Start of TASK MATERIAL
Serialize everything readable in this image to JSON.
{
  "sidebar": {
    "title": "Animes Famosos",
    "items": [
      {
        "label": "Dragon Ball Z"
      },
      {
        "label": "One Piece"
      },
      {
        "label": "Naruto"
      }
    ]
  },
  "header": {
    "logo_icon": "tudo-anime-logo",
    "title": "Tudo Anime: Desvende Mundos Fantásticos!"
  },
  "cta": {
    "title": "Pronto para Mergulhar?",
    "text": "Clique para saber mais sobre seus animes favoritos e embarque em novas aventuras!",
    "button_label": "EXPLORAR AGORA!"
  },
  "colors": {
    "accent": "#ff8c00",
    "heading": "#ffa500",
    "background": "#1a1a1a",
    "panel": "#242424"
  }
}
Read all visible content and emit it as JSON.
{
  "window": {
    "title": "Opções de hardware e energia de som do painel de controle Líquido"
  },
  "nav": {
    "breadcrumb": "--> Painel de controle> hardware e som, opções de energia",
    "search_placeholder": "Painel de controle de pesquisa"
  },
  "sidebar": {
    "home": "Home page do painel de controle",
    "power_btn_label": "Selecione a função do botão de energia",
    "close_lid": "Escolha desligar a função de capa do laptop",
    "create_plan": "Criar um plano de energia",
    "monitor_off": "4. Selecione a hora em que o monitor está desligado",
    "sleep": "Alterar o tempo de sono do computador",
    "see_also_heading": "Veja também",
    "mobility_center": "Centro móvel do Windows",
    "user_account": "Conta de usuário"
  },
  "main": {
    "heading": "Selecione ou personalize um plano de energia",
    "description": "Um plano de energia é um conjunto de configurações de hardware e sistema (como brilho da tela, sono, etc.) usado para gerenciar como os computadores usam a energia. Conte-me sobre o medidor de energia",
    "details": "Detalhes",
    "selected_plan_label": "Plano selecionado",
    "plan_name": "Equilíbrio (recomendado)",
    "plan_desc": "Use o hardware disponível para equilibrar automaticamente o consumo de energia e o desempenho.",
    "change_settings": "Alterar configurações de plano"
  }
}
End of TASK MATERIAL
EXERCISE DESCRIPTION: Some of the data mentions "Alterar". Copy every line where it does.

ANSWER BOX:
    "sleep": "Alterar o tempo de sono do computador",
    "change_settings": "Alterar configurações de plano"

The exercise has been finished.